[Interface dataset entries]
##############################

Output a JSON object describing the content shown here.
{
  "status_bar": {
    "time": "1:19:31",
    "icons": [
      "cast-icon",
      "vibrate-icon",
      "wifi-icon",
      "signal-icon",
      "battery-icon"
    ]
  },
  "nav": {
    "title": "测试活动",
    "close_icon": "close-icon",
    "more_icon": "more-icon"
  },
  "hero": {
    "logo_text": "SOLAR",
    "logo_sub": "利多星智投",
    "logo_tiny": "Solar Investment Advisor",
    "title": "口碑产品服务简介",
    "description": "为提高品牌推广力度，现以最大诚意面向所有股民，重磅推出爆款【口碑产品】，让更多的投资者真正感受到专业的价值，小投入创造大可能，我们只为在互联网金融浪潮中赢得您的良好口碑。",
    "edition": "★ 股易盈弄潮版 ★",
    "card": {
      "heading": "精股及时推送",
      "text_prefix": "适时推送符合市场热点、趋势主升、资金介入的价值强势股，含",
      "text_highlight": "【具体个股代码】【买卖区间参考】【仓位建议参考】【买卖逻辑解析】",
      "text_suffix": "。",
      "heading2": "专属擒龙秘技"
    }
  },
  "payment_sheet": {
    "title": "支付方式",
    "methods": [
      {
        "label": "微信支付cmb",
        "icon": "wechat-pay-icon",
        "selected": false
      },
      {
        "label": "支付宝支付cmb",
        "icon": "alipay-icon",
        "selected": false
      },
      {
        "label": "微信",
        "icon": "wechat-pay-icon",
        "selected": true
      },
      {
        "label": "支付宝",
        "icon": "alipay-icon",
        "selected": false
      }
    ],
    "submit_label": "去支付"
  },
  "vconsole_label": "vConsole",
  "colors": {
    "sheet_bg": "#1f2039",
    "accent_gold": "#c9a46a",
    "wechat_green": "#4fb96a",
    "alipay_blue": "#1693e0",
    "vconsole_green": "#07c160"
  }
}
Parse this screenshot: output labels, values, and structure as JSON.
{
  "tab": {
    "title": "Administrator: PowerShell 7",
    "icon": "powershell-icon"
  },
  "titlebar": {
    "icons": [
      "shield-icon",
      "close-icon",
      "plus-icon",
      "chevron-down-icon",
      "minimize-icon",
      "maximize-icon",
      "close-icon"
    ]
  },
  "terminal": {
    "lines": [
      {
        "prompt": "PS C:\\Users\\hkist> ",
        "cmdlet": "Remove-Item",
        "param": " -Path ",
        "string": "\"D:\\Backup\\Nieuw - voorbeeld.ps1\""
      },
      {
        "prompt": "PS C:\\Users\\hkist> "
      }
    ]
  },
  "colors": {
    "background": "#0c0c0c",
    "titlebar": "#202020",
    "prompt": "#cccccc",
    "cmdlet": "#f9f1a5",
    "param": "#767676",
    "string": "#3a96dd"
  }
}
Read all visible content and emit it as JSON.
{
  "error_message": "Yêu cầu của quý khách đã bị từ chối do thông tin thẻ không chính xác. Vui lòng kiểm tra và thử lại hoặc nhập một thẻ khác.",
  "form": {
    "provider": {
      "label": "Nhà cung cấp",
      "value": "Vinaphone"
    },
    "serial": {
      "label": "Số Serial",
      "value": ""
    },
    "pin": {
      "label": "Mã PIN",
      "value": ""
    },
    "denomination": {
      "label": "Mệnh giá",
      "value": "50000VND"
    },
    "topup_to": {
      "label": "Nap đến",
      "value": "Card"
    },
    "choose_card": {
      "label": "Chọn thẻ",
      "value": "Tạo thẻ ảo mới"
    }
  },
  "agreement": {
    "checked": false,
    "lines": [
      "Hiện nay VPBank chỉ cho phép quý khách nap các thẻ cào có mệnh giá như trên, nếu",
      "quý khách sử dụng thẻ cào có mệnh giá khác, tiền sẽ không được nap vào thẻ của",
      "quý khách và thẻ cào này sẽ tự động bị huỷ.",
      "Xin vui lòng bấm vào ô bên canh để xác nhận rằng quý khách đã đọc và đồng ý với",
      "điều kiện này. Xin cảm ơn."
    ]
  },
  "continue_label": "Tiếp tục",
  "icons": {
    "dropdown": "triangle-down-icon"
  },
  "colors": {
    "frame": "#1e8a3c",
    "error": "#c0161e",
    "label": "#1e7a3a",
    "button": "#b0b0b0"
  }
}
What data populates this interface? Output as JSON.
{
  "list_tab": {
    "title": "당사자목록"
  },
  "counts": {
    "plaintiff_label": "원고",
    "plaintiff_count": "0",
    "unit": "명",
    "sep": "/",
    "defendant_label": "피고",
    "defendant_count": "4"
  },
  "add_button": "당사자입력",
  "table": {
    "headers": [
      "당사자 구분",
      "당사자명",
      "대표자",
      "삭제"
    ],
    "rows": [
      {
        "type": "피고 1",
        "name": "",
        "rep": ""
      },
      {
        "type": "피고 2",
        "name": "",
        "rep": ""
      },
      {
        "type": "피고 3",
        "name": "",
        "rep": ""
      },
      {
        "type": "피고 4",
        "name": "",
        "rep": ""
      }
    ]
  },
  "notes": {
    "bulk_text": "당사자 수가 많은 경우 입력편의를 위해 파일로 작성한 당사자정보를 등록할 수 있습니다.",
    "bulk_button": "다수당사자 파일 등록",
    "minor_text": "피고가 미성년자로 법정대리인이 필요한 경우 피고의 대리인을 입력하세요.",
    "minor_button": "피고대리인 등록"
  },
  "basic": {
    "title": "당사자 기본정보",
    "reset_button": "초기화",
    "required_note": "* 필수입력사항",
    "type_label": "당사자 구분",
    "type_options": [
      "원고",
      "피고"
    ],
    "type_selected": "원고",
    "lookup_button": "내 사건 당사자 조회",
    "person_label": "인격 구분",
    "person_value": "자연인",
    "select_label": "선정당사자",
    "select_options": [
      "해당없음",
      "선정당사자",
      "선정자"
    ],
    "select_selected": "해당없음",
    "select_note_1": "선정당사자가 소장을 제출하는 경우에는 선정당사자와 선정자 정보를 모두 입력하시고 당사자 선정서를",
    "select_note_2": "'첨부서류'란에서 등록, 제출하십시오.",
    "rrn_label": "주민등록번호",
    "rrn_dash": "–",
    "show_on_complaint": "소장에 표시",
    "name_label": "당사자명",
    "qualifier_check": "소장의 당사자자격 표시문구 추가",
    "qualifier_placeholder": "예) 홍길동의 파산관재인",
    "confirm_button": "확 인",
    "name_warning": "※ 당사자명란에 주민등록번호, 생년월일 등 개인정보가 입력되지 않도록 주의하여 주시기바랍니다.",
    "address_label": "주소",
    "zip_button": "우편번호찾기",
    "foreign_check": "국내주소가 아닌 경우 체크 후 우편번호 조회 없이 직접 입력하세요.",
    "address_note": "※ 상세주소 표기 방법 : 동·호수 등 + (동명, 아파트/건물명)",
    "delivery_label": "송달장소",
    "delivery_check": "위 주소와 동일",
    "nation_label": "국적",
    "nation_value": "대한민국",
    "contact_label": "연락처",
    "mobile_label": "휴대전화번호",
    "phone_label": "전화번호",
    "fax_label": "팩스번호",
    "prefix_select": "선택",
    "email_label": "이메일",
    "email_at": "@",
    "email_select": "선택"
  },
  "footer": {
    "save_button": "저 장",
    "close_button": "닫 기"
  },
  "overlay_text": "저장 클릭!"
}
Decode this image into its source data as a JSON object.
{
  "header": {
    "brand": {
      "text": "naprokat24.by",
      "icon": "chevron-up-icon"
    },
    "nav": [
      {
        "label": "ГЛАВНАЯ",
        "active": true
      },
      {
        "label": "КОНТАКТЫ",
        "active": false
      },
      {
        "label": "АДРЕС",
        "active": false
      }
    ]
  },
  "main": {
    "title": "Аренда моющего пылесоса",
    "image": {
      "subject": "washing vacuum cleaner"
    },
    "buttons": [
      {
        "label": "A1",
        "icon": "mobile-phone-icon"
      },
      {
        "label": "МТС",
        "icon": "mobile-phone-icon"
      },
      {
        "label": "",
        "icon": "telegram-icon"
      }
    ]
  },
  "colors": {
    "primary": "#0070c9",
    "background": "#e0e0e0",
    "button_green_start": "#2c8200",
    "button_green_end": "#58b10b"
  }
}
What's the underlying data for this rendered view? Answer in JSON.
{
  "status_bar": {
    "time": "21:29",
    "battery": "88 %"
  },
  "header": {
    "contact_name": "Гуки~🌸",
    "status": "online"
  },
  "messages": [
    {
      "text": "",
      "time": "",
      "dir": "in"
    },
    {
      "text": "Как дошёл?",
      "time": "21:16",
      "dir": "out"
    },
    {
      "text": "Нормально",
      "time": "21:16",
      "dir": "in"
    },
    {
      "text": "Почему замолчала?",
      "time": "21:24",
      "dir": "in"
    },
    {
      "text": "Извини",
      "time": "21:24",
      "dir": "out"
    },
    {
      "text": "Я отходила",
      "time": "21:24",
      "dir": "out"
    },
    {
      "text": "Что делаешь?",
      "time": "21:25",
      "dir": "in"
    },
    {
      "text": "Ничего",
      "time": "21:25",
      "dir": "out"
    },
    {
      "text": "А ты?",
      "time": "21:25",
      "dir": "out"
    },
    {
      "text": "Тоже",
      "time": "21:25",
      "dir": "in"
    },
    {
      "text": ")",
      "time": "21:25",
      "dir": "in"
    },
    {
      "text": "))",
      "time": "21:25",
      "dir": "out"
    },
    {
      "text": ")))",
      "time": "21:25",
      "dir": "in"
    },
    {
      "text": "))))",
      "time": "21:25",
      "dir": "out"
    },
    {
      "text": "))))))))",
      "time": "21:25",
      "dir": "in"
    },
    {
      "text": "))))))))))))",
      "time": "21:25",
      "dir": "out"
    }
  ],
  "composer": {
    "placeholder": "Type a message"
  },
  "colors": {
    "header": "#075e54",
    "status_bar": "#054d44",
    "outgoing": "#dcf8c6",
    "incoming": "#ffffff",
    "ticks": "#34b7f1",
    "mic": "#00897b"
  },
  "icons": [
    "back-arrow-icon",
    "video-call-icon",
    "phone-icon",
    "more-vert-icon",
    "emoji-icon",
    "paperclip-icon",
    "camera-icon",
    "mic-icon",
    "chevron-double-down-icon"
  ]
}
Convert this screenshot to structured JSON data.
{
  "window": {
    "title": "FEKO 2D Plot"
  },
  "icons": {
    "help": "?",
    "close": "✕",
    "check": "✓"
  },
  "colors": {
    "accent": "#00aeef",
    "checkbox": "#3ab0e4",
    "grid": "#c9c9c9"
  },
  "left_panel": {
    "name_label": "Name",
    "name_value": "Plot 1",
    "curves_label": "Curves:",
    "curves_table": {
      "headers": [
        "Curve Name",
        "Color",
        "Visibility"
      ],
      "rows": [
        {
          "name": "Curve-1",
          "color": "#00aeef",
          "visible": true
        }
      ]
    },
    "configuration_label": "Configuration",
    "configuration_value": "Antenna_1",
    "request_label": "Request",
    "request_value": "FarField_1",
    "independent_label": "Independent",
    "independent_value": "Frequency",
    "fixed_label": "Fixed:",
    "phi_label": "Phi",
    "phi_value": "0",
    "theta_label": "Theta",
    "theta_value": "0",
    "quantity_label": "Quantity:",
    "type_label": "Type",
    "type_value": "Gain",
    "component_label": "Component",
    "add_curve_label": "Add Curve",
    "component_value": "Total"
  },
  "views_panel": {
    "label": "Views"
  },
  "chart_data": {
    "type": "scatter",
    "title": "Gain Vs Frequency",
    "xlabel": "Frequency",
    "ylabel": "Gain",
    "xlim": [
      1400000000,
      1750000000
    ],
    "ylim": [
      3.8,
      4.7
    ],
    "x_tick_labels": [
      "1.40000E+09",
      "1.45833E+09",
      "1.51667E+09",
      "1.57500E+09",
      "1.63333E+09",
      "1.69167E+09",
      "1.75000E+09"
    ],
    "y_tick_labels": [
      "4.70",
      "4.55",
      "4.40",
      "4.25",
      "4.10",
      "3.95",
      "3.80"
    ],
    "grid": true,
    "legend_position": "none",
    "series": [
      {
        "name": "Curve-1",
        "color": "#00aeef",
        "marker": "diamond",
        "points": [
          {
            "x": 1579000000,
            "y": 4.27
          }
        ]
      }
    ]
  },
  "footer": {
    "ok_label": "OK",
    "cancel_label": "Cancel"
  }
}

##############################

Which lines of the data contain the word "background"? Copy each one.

§ **OUTPUT OF THE EXERCISE**:
    "background": "#0c0c0c",
    "background": "#e0e0e0",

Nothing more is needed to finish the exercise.